It might be very difficult to get you interested in this one because 1. it's about sport 2. it's about a sport which not many are interested in.
The issue though transcends any particular country and game and if it had been gridiron or gaelic football, it wouldn't matter. Actually, it's about the Australian game and the second last round of the home and away season. Basically, a player gave an almighty hip and shoulder bump to another and produced an injury. I'm not sure. Maybe he didn't produce an injury but could have.
Either way, he was reported and had to front the tribunal, where he was suspended, which meant, as a star, in missing the crucial last game of the season, the side would go in undermanned. Guess what? They lost. Hence the angst and ire over the rule.
What it comes down to is that the Australian game, traditionally, was always a very physical game, with no padding and so there were injuries. In the nanny state and matriarchal upbringing of kids these days, the authorities determined that the players required protection and so to bump another player high, even if a total accident, is illegal and carries a penalty.
In the outcry over the making of the game into a girly or sissy sport, something, by the way, that if enough people were angry about, would affect gate takings and the AFL would have to look at it - in this, the AFL supremo, Andrew Demetriou, said:

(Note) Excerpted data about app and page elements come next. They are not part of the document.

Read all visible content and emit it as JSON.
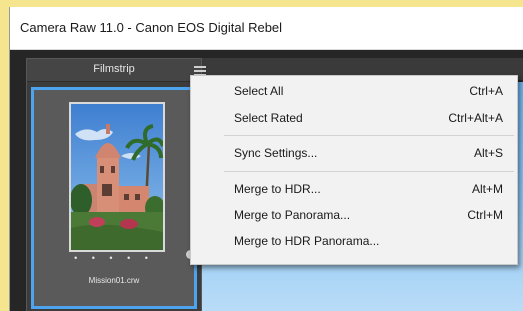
{
  "window": {
    "title": "Camera Raw 11.0  -  Canon EOS Digital Rebel"
  },
  "filmstrip": {
    "header_label": "Filmstrip",
    "menu_icon": "hamburger-menu-icon",
    "items": [
      {
        "filename": "Mission01.crw",
        "rating_dots": "• • • • •",
        "selected": true
      }
    ]
  },
  "context_menu": {
    "items": [
      {
        "label": "Select All",
        "shortcut": "Ctrl+A"
      },
      {
        "label": "Select Rated",
        "shortcut": "Ctrl+Alt+A"
      },
      {
        "label": "Sync Settings...",
        "shortcut": "Alt+S"
      },
      {
        "label": "Merge to HDR...",
        "shortcut": "Alt+M"
      },
      {
        "label": "Merge to Panorama...",
        "shortcut": "Ctrl+M"
      },
      {
        "label": "Merge to HDR Panorama...",
        "shortcut": ""
      }
    ]
  },
  "colors": {
    "selection": "#4ea3ee",
    "background": "#f6e58f",
    "panel": "#3c3c3c"
  }
}
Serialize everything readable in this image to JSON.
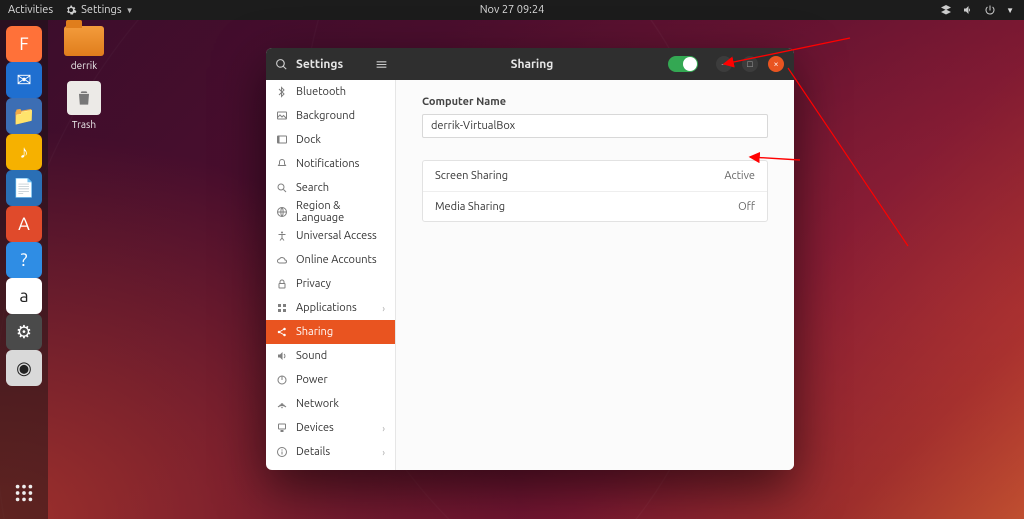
{
  "topbar": {
    "activities": "Activities",
    "appmenu": "Settings",
    "datetime": "Nov 27  09:24"
  },
  "desktop": {
    "folder_label": "derrik",
    "trash_label": "Trash"
  },
  "dock": {
    "items": [
      {
        "name": "firefox",
        "bg": "#ff7139",
        "glyph": "F"
      },
      {
        "name": "thunderbird",
        "bg": "#1f6fd0",
        "glyph": "✉"
      },
      {
        "name": "files",
        "bg": "#3c6eb4",
        "glyph": "📁"
      },
      {
        "name": "rhythmbox",
        "bg": "#f6b100",
        "glyph": "♪"
      },
      {
        "name": "libreoffice",
        "bg": "#2a6fb5",
        "glyph": "📄"
      },
      {
        "name": "software",
        "bg": "#e04a2b",
        "glyph": "A"
      },
      {
        "name": "help",
        "bg": "#2f8de4",
        "glyph": "?"
      },
      {
        "name": "amazon",
        "bg": "#ffffff",
        "glyph": "a"
      },
      {
        "name": "settings",
        "bg": "#4a4a4a",
        "glyph": "⚙"
      },
      {
        "name": "disc",
        "bg": "#d9d9d9",
        "glyph": "◉"
      }
    ]
  },
  "window": {
    "sidebar_title": "Settings",
    "header_title": "Sharing",
    "toggle_on": true,
    "items": [
      {
        "id": "bluetooth",
        "label": "Bluetooth",
        "icon": "bt"
      },
      {
        "id": "background",
        "label": "Background",
        "icon": "bg"
      },
      {
        "id": "dock",
        "label": "Dock",
        "icon": "dock"
      },
      {
        "id": "notifications",
        "label": "Notifications",
        "icon": "bell"
      },
      {
        "id": "search",
        "label": "Search",
        "icon": "search"
      },
      {
        "id": "region",
        "label": "Region & Language",
        "icon": "globe"
      },
      {
        "id": "access",
        "label": "Universal Access",
        "icon": "ua"
      },
      {
        "id": "online",
        "label": "Online Accounts",
        "icon": "cloud"
      },
      {
        "id": "privacy",
        "label": "Privacy",
        "icon": "lock"
      },
      {
        "id": "apps",
        "label": "Applications",
        "icon": "apps",
        "chev": true
      },
      {
        "id": "sharing",
        "label": "Sharing",
        "icon": "share",
        "active": true
      },
      {
        "id": "sound",
        "label": "Sound",
        "icon": "sound"
      },
      {
        "id": "power",
        "label": "Power",
        "icon": "power"
      },
      {
        "id": "network",
        "label": "Network",
        "icon": "net"
      },
      {
        "id": "devices",
        "label": "Devices",
        "icon": "dev",
        "chev": true
      },
      {
        "id": "details",
        "label": "Details",
        "icon": "info",
        "chev": true
      }
    ],
    "content": {
      "computer_name_label": "Computer Name",
      "computer_name_value": "derrik-VirtualBox",
      "rows": [
        {
          "label": "Screen Sharing",
          "status": "Active"
        },
        {
          "label": "Media Sharing",
          "status": "Off"
        }
      ]
    }
  }
}
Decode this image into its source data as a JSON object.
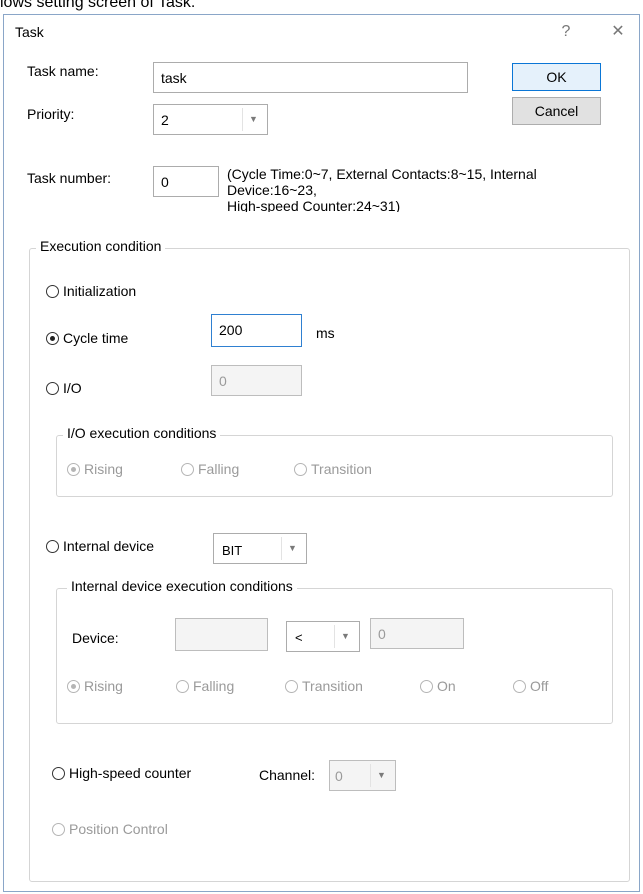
{
  "caption": "lows setting screen of Task.",
  "dialog": {
    "title": "Task",
    "help_icon": "?",
    "close_icon": "✕"
  },
  "task_name": {
    "label": "Task name:",
    "value": "task"
  },
  "priority": {
    "label": "Priority:",
    "value": "2"
  },
  "task_number": {
    "label": "Task number:",
    "value": "0",
    "hint_line1": "(Cycle Time:0~7, External Contacts:8~15, Internal",
    "hint_line2": "Device:16~23,",
    "hint_line3": "High-speed Counter:24~31)"
  },
  "buttons": {
    "ok": "OK",
    "cancel": "Cancel"
  },
  "execution_condition": {
    "title": "Execution condition",
    "initialization": "Initialization",
    "cycle_time": {
      "label": "Cycle time",
      "value": "200",
      "unit": "ms",
      "selected": true
    },
    "io": {
      "label": "I/O",
      "value": "0"
    },
    "io_conditions": {
      "title": "I/O execution conditions",
      "options": [
        "Rising",
        "Falling",
        "Transition"
      ]
    },
    "internal_device": {
      "label": "Internal device",
      "type_value": "BIT"
    },
    "internal_conditions": {
      "title": "Internal device execution conditions",
      "device_label": "Device:",
      "device_value": "",
      "operator": "<",
      "compare_value": "0",
      "options": [
        "Rising",
        "Falling",
        "Transition",
        "On",
        "Off"
      ]
    },
    "high_speed_counter": {
      "label": "High-speed counter",
      "channel_label": "Channel:",
      "channel_value": "0"
    },
    "position_control": "Position Control"
  }
}
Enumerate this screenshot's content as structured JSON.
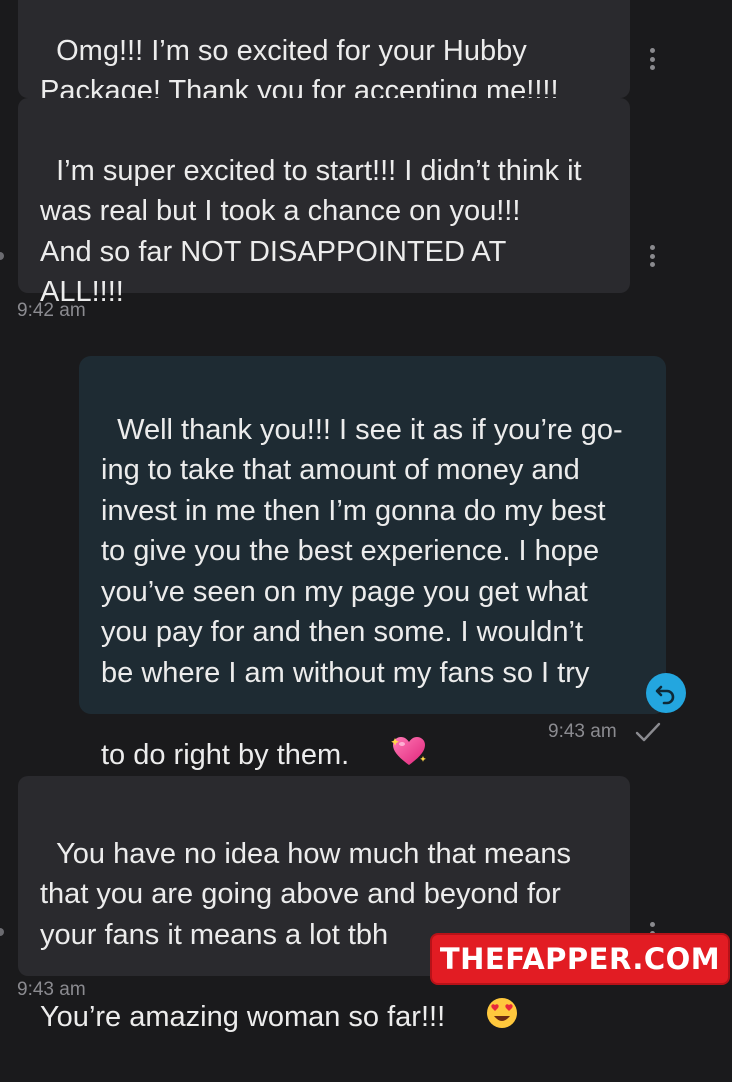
{
  "messages": [
    {
      "direction": "received",
      "text": "Omg!!! I’m so excited for your Hubby\nPackage! Thank you for accepting me!!!!"
    },
    {
      "direction": "received",
      "text": "I’m super excited to start!!! I didn’t think it\nwas real but I took a chance on you!!!\nAnd so far NOT DISAPPOINTED AT\nALL!!!!",
      "timestamp": "9:42 am"
    },
    {
      "direction": "sent",
      "text": "Well thank you!!! I see it as if you’re go-\ning to take that amount of money and\ninvest in me then I’m gonna do my best\nto give you the best experience. I hope\nyou’ve seen on my page you get what\nyou pay for and then some. I wouldn’t\nbe where I am without my fans so I try\nto do right by them. ",
      "emoji": "sparkling-heart",
      "timestamp": "9:43 am",
      "status_icon": "check-icon"
    },
    {
      "direction": "received",
      "text": "You have no idea how much that means\nthat you are going above and beyond for\nyour fans it means a lot tbh\nYou’re amazing woman so far!!! ",
      "emoji": "heart-eyes",
      "timestamp": "9:43 am"
    }
  ],
  "watermark": "THEFAPPER.COM",
  "colors": {
    "background": "#1a1a1c",
    "received_bubble": "#2a2a2e",
    "sent_bubble": "#1e2b33",
    "accent": "#23a6df",
    "watermark": "#e21c23"
  }
}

''The fact of the matter is that the rule was considered two years ago and it was on the basis of medical experts and we've made absolutely no apologies for protecting the head because we don't want head injuries,'' Demetriou told Fairfax radio. ''People can bang on about the game's lost the bump … it's complete nonsense. We've had, in two years on our medical survey, the lowest neck and head injuries we've ever had and if that's the by-product of this, so be it.''
I like Andrew Demetriou and a political tract he wrote some years back was good, solid common sense. I don't know how he's been in his job downunder. Also, that team which has now been knocked out of the playoffs [finals] was the one which took the flag from my team last year and yet the principle must transcend this.
Like the gladiatorial contests of old, people want biffo, they want head-to-head contests up and down the ground, champion on champion, they want grunt and solid clashes. Sure they want skill as well but a bit of biffo never hurt anyone [much]. This is the rugby player in me speaking.
On the other hand - head injuries are another thing, as you know. I hope the debate doesn't split down gender lines, with mothers on one side and the lads on the other. Personally, I'm nearly in the middle on this, though more to the male side.